The child whose society is riddled with jealousy learns to look down on others.
The child will learn patience amongst those who listen to others' view points.
The child growing in a positive environment which encourages his good deeds will develop skills.
The child praised frequently will learn to value others.
The child whose society is equitable will learn to recognize justice.
The child who grows up in a secure environment would be loving and caring.
The child who is praised and gets approval develops self confidence.
He will love the world around him when it is close and warm.
d) Following is the translation of a poem written by Raphael Tennekoon, a famous Sri Lankan poet on the blackboard of a school where he taught, exasperated by the principal's frequent use of the cane. It is also used in our program.
The cane is used liberally in place of guidance,
Inspite of repeated failure.
If the rod is the source of intelligence,
Then cattle will soon be seers of this country.
e) VASETTHA SUTRA
The Vasetthas said to the Buddha,
"Lord, we have had amongst us a debate on whether one becomes noble by birth or by his actions (kamma). Please clear this doubt among us."
The Buddha said,
"There are many species of life on earth. The grasses, vines and trees have varying species. So do insects, worms and grasshoppers. Animals small and large belong to many species as do reptiles that crawl or birds that fly. Among humans there aren't any such distinguishing features, either externally or internally, that could separate them into species, either in hair or head, ear or eye. Mouth, nose, lips or eye-brow or stomach are the same. The differences that are among humans are those created by custom and practice and none other."
Annex IIA summary of the Human Rights Education Program done by the training section and District Organizations from July '95 to Dec. '96
1) Model Lessons for year 9-11
244 classes - 13,558 Students
2) Seminars for year 12-13
37 Seminars - 3,173 Students
3) Seminars for School Leavers

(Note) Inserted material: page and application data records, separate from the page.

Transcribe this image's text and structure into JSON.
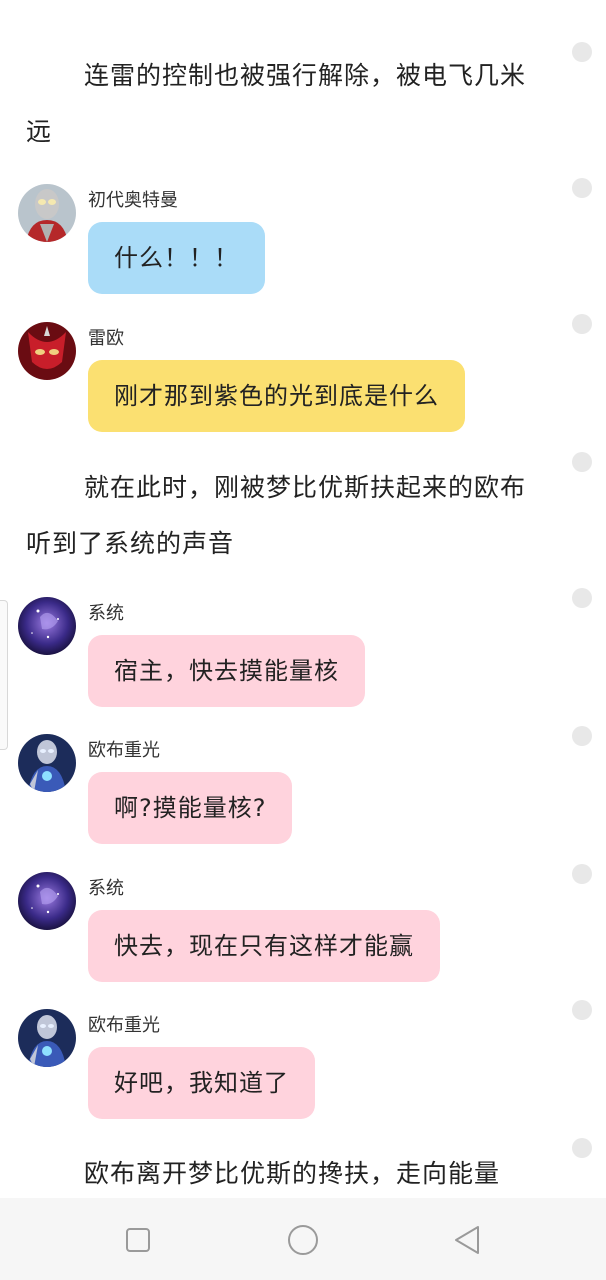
{
  "narration": [
    "连雷的控制也被强行解除，被电飞几米远",
    "就在此时，刚被梦比优斯扶起来的欧布听到了系统的声音",
    "欧布离开梦比优斯的搀扶，走向能量"
  ],
  "messages": [
    {
      "name": "初代奥特曼",
      "text": "什么！！！",
      "color": "#aadcf8",
      "avatar": "ultraman-avatar"
    },
    {
      "name": "雷欧",
      "text": "刚才那到紫色的光到底是什么",
      "color": "#fbe071",
      "avatar": "leo-avatar"
    },
    {
      "name": "系统",
      "text": "宿主，快去摸能量核",
      "color": "#ffd3dd",
      "avatar": "system-avatar"
    },
    {
      "name": "欧布重光",
      "text": "啊?摸能量核?",
      "color": "#ffd3dd",
      "avatar": "orb-avatar"
    },
    {
      "name": "系统",
      "text": "快去，现在只有这样才能赢",
      "color": "#ffd3dd",
      "avatar": "system-avatar"
    },
    {
      "name": "欧布重光",
      "text": "好吧，我知道了",
      "color": "#ffd3dd",
      "avatar": "orb-avatar"
    }
  ],
  "navbar": {
    "icons": [
      "square-recent-icon",
      "circle-home-icon",
      "triangle-back-icon"
    ]
  }
}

7 Seminars - 459 Participants
4) Workshops for Teachers
25 Workshops - 591 Teachers
5) Training workshops for Teachers
7 Workshops - 30 Teachers to be trained as trainers